Could you output each line below exactly as it appears, excluding any pictures?

▬▬▬▬▬▬▬▬▬▬

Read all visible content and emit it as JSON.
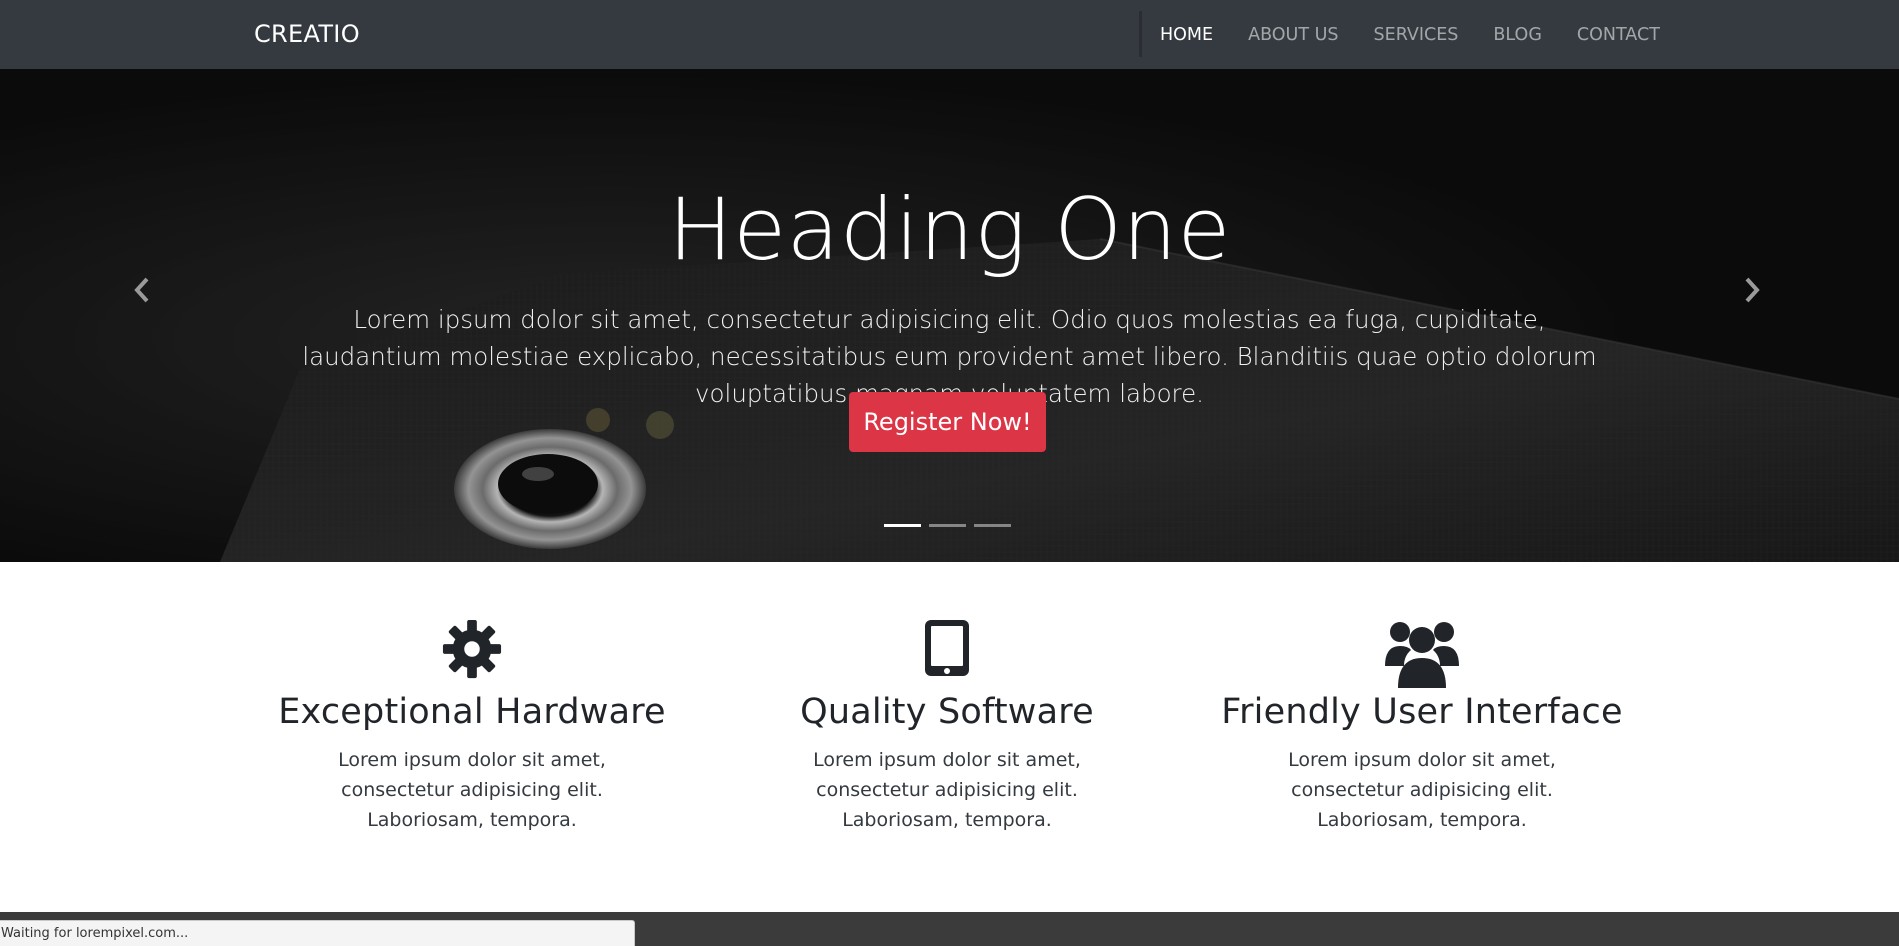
{
  "navbar": {
    "brand": "CREATIO",
    "links": [
      {
        "label": "HOME",
        "active": true
      },
      {
        "label": "ABOUT US",
        "active": false
      },
      {
        "label": "SERVICES",
        "active": false
      },
      {
        "label": "BLOG",
        "active": false
      },
      {
        "label": "CONTACT",
        "active": false
      }
    ]
  },
  "hero": {
    "heading": "Heading One",
    "text": "Lorem ipsum dolor sit amet, consectetur adipisicing elit. Odio quos molestias ea fuga, cupiditate, laudantium molestiae explicabo, necessitatibus eum provident amet libero. Blanditiis quae optio dolorum voluptatibus magnam voluptatem labore.",
    "button_label": "Register Now!",
    "slide_count": 3,
    "active_slide": 1,
    "prev_icon": "chevron-left-icon",
    "next_icon": "chevron-right-icon"
  },
  "features": [
    {
      "icon": "gear-icon",
      "title": "Exceptional Hardware",
      "text": "Lorem ipsum dolor sit amet, consectetur adipisicing elit. Laboriosam, tempora."
    },
    {
      "icon": "tablet-icon",
      "title": "Quality Software",
      "text": "Lorem ipsum dolor sit amet, consectetur adipisicing elit. Laboriosam, tempora."
    },
    {
      "icon": "users-icon",
      "title": "Friendly User Interface",
      "text": "Lorem ipsum dolor sit amet, consectetur adipisicing elit. Laboriosam, tempora."
    }
  ],
  "status_bar": {
    "text": "Waiting for lorempixel.com..."
  },
  "colors": {
    "navbar_bg": "#343a40",
    "accent_button": "#dc3545",
    "footer_bg": "#3b3b3b"
  }
}
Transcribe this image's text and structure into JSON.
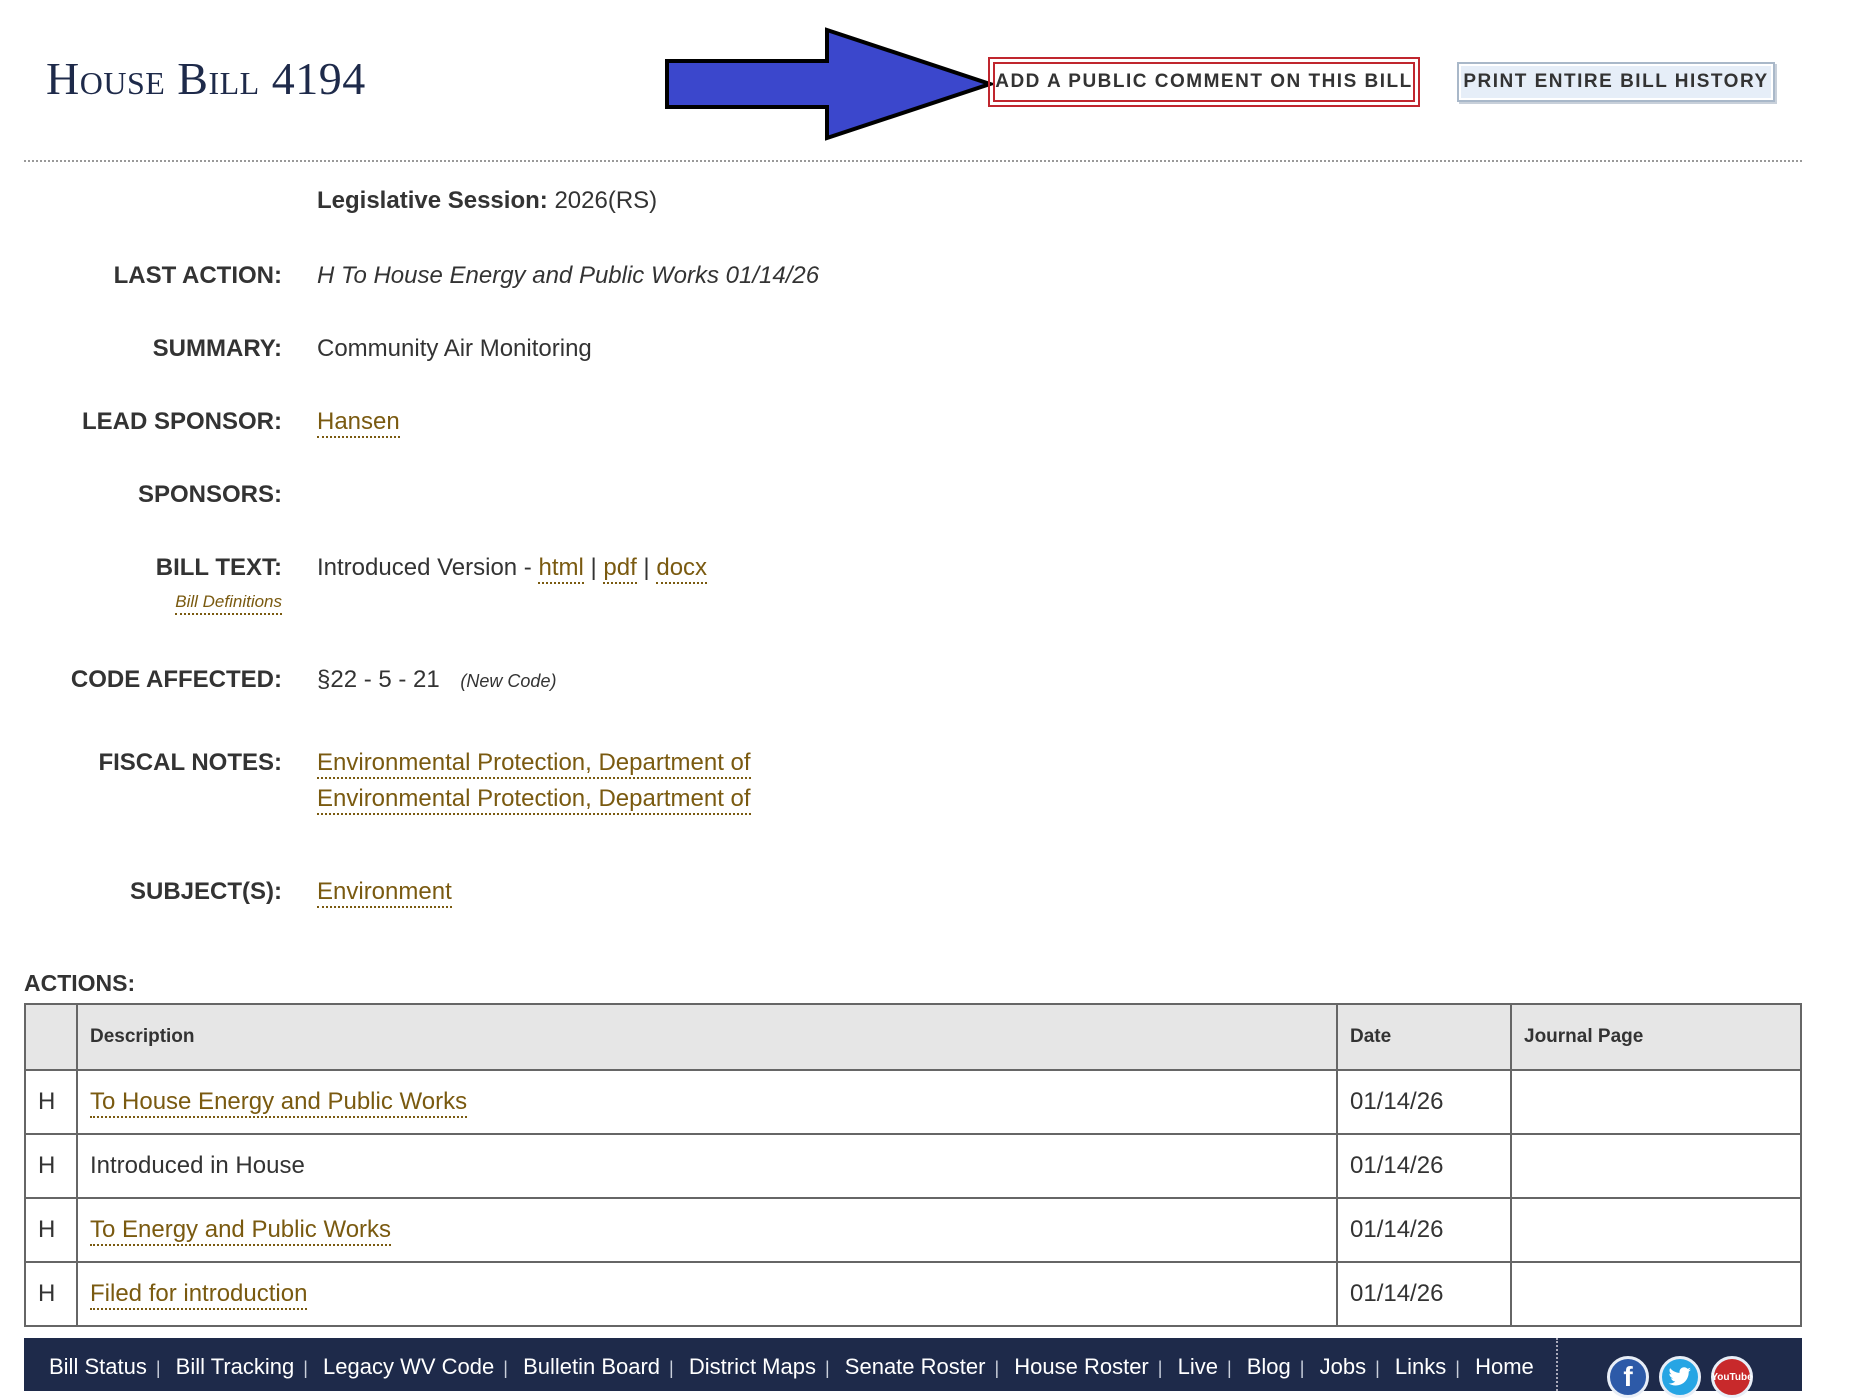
{
  "header": {
    "title": "House Bill 4194",
    "add_comment_label": "ADD A PUBLIC COMMENT ON THIS BILL",
    "print_history_label": "PRINT ENTIRE BILL HISTORY",
    "arrow_color": "#3b47cc"
  },
  "details": {
    "session_label": "Legislative Session:",
    "session_value": "2026(RS)",
    "last_action_label": "LAST ACTION:",
    "last_action_value": "H To House Energy and Public Works 01/14/26",
    "summary_label": "SUMMARY:",
    "summary_value": "Community Air Monitoring",
    "lead_sponsor_label": "LEAD SPONSOR:",
    "lead_sponsor_value": "Hansen",
    "sponsors_label": "SPONSORS:",
    "bill_text_label": "BILL TEXT:",
    "bill_definitions_link": "Bill Definitions",
    "introduced_version": "Introduced Version -",
    "html_link": "html",
    "pdf_link": "pdf",
    "docx_link": "docx",
    "code_affected_label": "CODE AFFECTED:",
    "code_affected_value": "§22 - 5 - 21",
    "code_affected_note": "(New Code)",
    "fiscal_notes_label": "FISCAL NOTES:",
    "fiscal_notes": [
      "Environmental Protection, Department of",
      "Environmental Protection, Department of"
    ],
    "subjects_label": "SUBJECT(S):",
    "subjects_value": "Environment"
  },
  "actions": {
    "label": "ACTIONS:",
    "headers": {
      "chamber": "",
      "description": "Description",
      "date": "Date",
      "journal_page": "Journal Page"
    },
    "rows": [
      {
        "chamber": "H",
        "description": "To House Energy and Public Works",
        "link": true,
        "date": "01/14/26",
        "journal_page": ""
      },
      {
        "chamber": "H",
        "description": "Introduced in House",
        "link": false,
        "date": "01/14/26",
        "journal_page": ""
      },
      {
        "chamber": "H",
        "description": "To Energy and Public Works",
        "link": true,
        "date": "01/14/26",
        "journal_page": ""
      },
      {
        "chamber": "H",
        "description": "Filed for introduction",
        "link": true,
        "date": "01/14/26",
        "journal_page": ""
      }
    ]
  },
  "footer": {
    "links": [
      "Bill Status",
      "Bill Tracking",
      "Legacy WV Code",
      "Bulletin Board",
      "District Maps",
      "Senate Roster",
      "House Roster",
      "Live",
      "Blog",
      "Jobs",
      "Links",
      "Home"
    ],
    "social": {
      "facebook": "f",
      "twitter": "twitter-bird-icon",
      "youtube": "YouTube"
    }
  }
}
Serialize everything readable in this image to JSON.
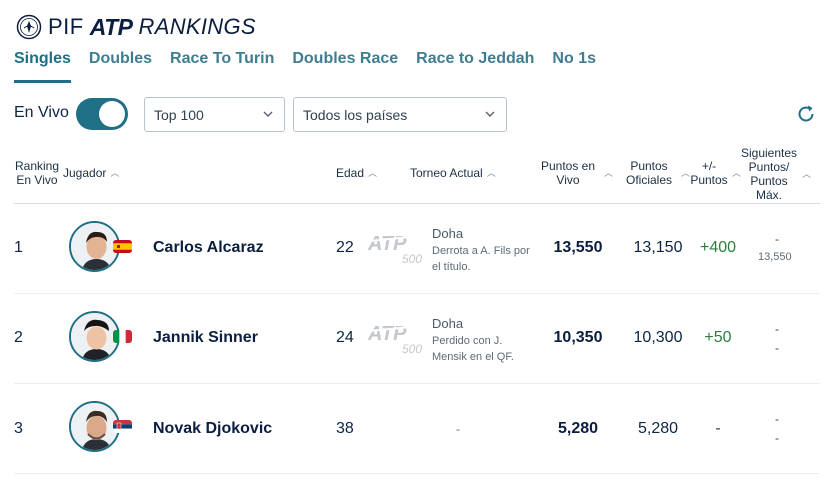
{
  "brand": {
    "pif": "PIF",
    "atp": "ATP",
    "rankings": "RANKINGS"
  },
  "tabs": [
    {
      "label": "Singles",
      "active": true
    },
    {
      "label": "Doubles"
    },
    {
      "label": "Race To Turin"
    },
    {
      "label": "Doubles Race"
    },
    {
      "label": "Race to Jeddah"
    },
    {
      "label": "No 1s"
    }
  ],
  "controls": {
    "live_label": "En Vivo",
    "live_on": true,
    "top_select": "Top 100",
    "country_select": "Todos los países"
  },
  "table": {
    "headers": {
      "rank_l1": "Ranking",
      "rank_l2": "En Vivo",
      "player": "Jugador",
      "age": "Edad",
      "tournament": "Torneo Actual",
      "live_pts_l1": "Puntos en",
      "live_pts_l2": "Vivo",
      "off_pts_l1": "Puntos",
      "off_pts_l2": "Oficiales",
      "diff_l1": "+/-",
      "diff_l2": "Puntos",
      "next_l1": "Siguientes",
      "next_l2": "Puntos/",
      "next_l3": "Puntos",
      "next_l4": "Máx."
    },
    "rows": [
      {
        "rank": "1",
        "name": "Carlos Alcaraz",
        "flag": "ESP",
        "age": "22",
        "tour_logo": "ATP 500",
        "tour_name": "Doha",
        "tour_desc_l1": "Derrota a A. Fils por",
        "tour_desc_l2": "el título.",
        "live_points": "13,550",
        "official_points": "13,150",
        "diff": "+400",
        "next_points": "-",
        "max_points": "13,550"
      },
      {
        "rank": "2",
        "name": "Jannik Sinner",
        "flag": "ITA",
        "age": "24",
        "tour_logo": "ATP 500",
        "tour_name": "Doha",
        "tour_desc_l1": "Perdido con J.",
        "tour_desc_l2": "Mensik en el QF.",
        "live_points": "10,350",
        "official_points": "10,300",
        "diff": "+50",
        "next_points": "-",
        "max_points": "-"
      },
      {
        "rank": "3",
        "name": "Novak Djokovic",
        "flag": "SRB",
        "age": "38",
        "tour_empty": "-",
        "live_points": "5,280",
        "official_points": "5,280",
        "diff": "-",
        "next_points": "-",
        "max_points": "-"
      }
    ]
  },
  "colors": {
    "accent": "#1f6f86",
    "positive": "#2f7d3f",
    "text": "#0b2545"
  }
}
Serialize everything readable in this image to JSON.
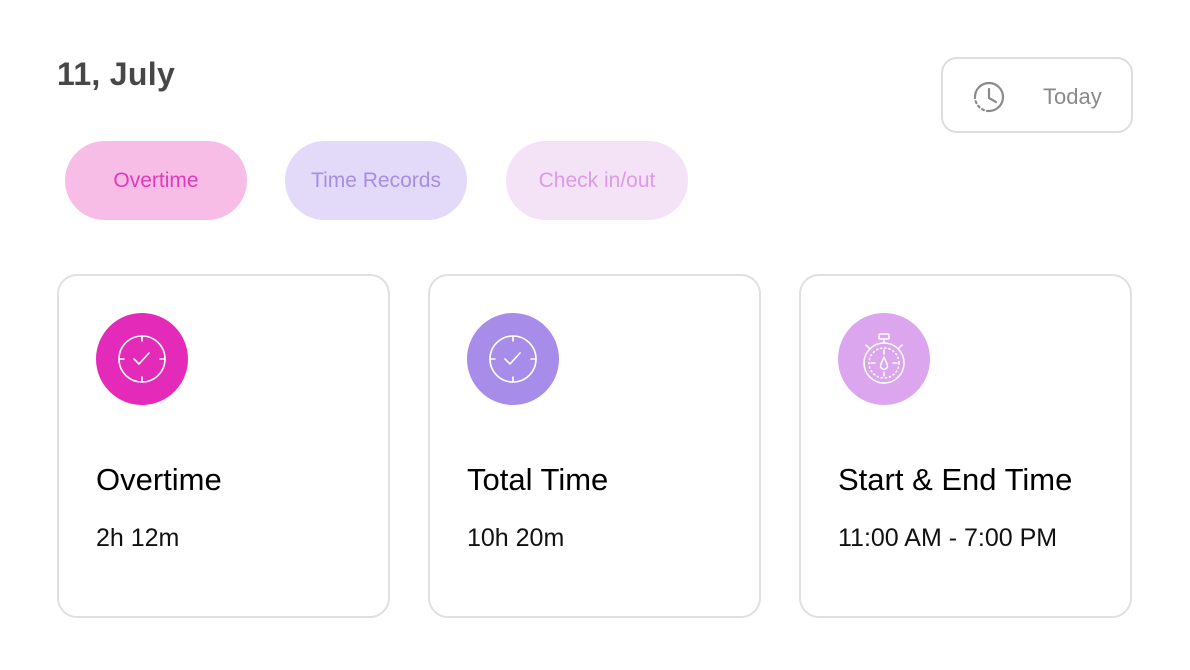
{
  "header": {
    "date": "11, July",
    "today_button": {
      "label": "Today",
      "icon": "clock-history-icon"
    }
  },
  "tabs": [
    {
      "label": "Overtime",
      "bg": "#f7bde6",
      "color": "#e23ab9"
    },
    {
      "label": "Time Records",
      "bg": "#e2daf8",
      "color": "#a78de4"
    },
    {
      "label": "Check in/out",
      "bg": "#f4e2f6",
      "color": "#dc9be6"
    }
  ],
  "cards": [
    {
      "title": "Overtime",
      "value": "2h 12m",
      "icon": "clock-check-icon",
      "color": "#e32ab9"
    },
    {
      "title": "Total Time",
      "value": "10h 20m",
      "icon": "clock-check-icon",
      "color": "#a78ce9"
    },
    {
      "title": "Start & End Time",
      "value": "11:00 AM - 7:00 PM",
      "icon": "stopwatch-icon",
      "color": "#dba6ee"
    }
  ]
}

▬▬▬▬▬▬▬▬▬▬

- _Solution to the exercise_
Read all visible content and emit it as JSON.
{
  "navbar": {
    "brand": "CREATIO",
    "links": [
      {
        "label": "HOME",
        "active": true
      },
      {
        "label": "ABOUT US",
        "active": false
      },
      {
        "label": "SERVICES",
        "active": false
      },
      {
        "label": "BLOG",
        "active": false
      },
      {
        "label": "CONTACT",
        "active": false
      }
    ]
  },
  "hero": {
    "heading": "Heading One",
    "text": "Lorem ipsum dolor sit amet, consectetur adipisicing elit. Odio quos molestias ea fuga, cupiditate, laudantium molestiae explicabo, necessitatibus eum provident amet libero. Blanditiis quae optio dolorum voluptatibus magnam voluptatem labore.",
    "button_label": "Register Now!",
    "slide_count": 3,
    "active_slide": 1,
    "prev_icon": "chevron-left-icon",
    "next_icon": "chevron-right-icon"
  },
  "features": [
    {
      "icon": "gear-icon",
      "title": "Exceptional Hardware",
      "text": "Lorem ipsum dolor sit amet, consectetur adipisicing elit. Laboriosam, tempora."
    },
    {
      "icon": "tablet-icon",
      "title": "Quality Software",
      "text": "Lorem ipsum dolor sit amet, consectetur adipisicing elit. Laboriosam, tempora."
    },
    {
      "icon": "users-icon",
      "title": "Friendly User Interface",
      "text": "Lorem ipsum dolor sit amet, consectetur adipisicing elit. Laboriosam, tempora."
    }
  ],
  "status_bar": {
    "text": "Waiting for lorempixel.com..."
  },
  "colors": {
    "navbar_bg": "#343a40",
    "accent_button": "#dc3545",
    "footer_bg": "#3b3b3b"
  }
}
Transcribe this image's text and structure into JSON.
{
  "header": {
    "title": "House Bill 4194",
    "add_comment_label": "ADD A PUBLIC COMMENT ON THIS BILL",
    "print_history_label": "PRINT ENTIRE BILL HISTORY",
    "arrow_color": "#3b47cc"
  },
  "details": {
    "session_label": "Legislative Session:",
    "session_value": "2026(RS)",
    "last_action_label": "LAST ACTION:",
    "last_action_value": "H To House Energy and Public Works 01/14/26",
    "summary_label": "SUMMARY:",
    "summary_value": "Community Air Monitoring",
    "lead_sponsor_label": "LEAD SPONSOR:",
    "lead_sponsor_value": "Hansen",
    "sponsors_label": "SPONSORS:",
    "bill_text_label": "BILL TEXT:",
    "bill_definitions_link": "Bill Definitions",
    "introduced_version": "Introduced Version -",
    "html_link": "html",
    "pdf_link": "pdf",
    "docx_link": "docx",
    "code_affected_label": "CODE AFFECTED:",
    "code_affected_value": "§22 - 5 - 21",
    "code_affected_note": "(New Code)",
    "fiscal_notes_label": "FISCAL NOTES:",
    "fiscal_notes": [
      "Environmental Protection, Department of",
      "Environmental Protection, Department of"
    ],
    "subjects_label": "SUBJECT(S):",
    "subjects_value": "Environment"
  },
  "actions": {
    "label": "ACTIONS:",
    "headers": {
      "chamber": "",
      "description": "Description",
      "date": "Date",
      "journal_page": "Journal Page"
    },
    "rows": [
      {
        "chamber": "H",
        "description": "To House Energy and Public Works",
        "link": true,
        "date": "01/14/26",
        "journal_page": ""
      },
      {
        "chamber": "H",
        "description": "Introduced in House",
        "link": false,
        "date": "01/14/26",
        "journal_page": ""
      },
      {
        "chamber": "H",
        "description": "To Energy and Public Works",
        "link": true,
        "date": "01/14/26",
        "journal_page": ""
      },
      {
        "chamber": "H",
        "description": "Filed for introduction",
        "link": true,
        "date": "01/14/26",
        "journal_page": ""
      }
    ]
  },
  "footer": {
    "links": [
      "Bill Status",
      "Bill Tracking",
      "Legacy WV Code",
      "Bulletin Board",
      "District Maps",
      "Senate Roster",
      "House Roster",
      "Live",
      "Blog",
      "Jobs",
      "Links",
      "Home"
    ],
    "social": {
      "facebook": "f",
      "twitter": "twitter-bird-icon",
      "youtube": "YouTube"
    }
  }
}
Serialize everything readable in this image to JSON.
{
  "brand": {
    "pif": "PIF",
    "atp": "ATP",
    "rankings": "RANKINGS"
  },
  "tabs": [
    {
      "label": "Singles",
      "active": true
    },
    {
      "label": "Doubles"
    },
    {
      "label": "Race To Turin"
    },
    {
      "label": "Doubles Race"
    },
    {
      "label": "Race to Jeddah"
    },
    {
      "label": "No 1s"
    }
  ],
  "controls": {
    "live_label": "En Vivo",
    "live_on": true,
    "top_select": "Top 100",
    "country_select": "Todos los países"
  },
  "table": {
    "headers": {
      "rank_l1": "Ranking",
      "rank_l2": "En Vivo",
      "player": "Jugador",
      "age": "Edad",
      "tournament": "Torneo Actual",
      "live_pts_l1": "Puntos en",
      "live_pts_l2": "Vivo",
      "off_pts_l1": "Puntos",
      "off_pts_l2": "Oficiales",
      "diff_l1": "+/-",
      "diff_l2": "Puntos",
      "next_l1": "Siguientes",
      "next_l2": "Puntos/",
      "next_l3": "Puntos",
      "next_l4": "Máx."
    },
    "rows": [
      {
        "rank": "1",
        "name": "Carlos Alcaraz",
        "flag": "ESP",
        "age": "22",
        "tour_logo": "ATP 500",
        "tour_name": "Doha",
        "tour_desc_l1": "Derrota a A. Fils por",
        "tour_desc_l2": "el título.",
        "live_points": "13,550",
        "official_points": "13,150",
        "diff": "+400",
        "next_points": "-",
        "max_points": "13,550"
      },
      {
        "rank": "2",
        "name": "Jannik Sinner",
        "flag": "ITA",
        "age": "24",
        "tour_logo": "ATP 500",
        "tour_name": "Doha",
        "tour_desc_l1": "Perdido con J.",
        "tour_desc_l2": "Mensik en el QF.",
        "live_points": "10,350",
        "official_points": "10,300",
        "diff": "+50",
        "next_points": "-",
        "max_points": "-"
      },
      {
        "rank": "3",
        "name": "Novak Djokovic",
        "flag": "SRB",
        "age": "38",
        "tour_empty": "-",
        "live_points": "5,280",
        "official_points": "5,280",
        "diff": "-",
        "next_points": "-",
        "max_points": "-"
      }
    ]
  },
  "colors": {
    "accent": "#1f6f86",
    "positive": "#2f7d3f",
    "text": "#0b2545"
  }
}
Serialize everything readable in this image to JSON.
{
  "header": {
    "date": "11, July",
    "today_button": {
      "label": "Today",
      "icon": "clock-history-icon"
    }
  },
  "tabs": [
    {
      "label": "Overtime",
      "bg": "#f7bde6",
      "color": "#e23ab9"
    },
    {
      "label": "Time Records",
      "bg": "#e2daf8",
      "color": "#a78de4"
    },
    {
      "label": "Check in/out",
      "bg": "#f4e2f6",
      "color": "#dc9be6"
    }
  ],
  "cards": [
    {
      "title": "Overtime",
      "value": "2h 12m",
      "icon": "clock-check-icon",
      "color": "#e32ab9"
    },
    {
      "title": "Total Time",
      "value": "10h 20m",
      "icon": "clock-check-icon",
      "color": "#a78ce9"
    },
    {
      "title": "Start & End Time",
      "value": "11:00 AM - 7:00 PM",
      "icon": "stopwatch-icon",
      "color": "#dba6ee"
    }
  ]
}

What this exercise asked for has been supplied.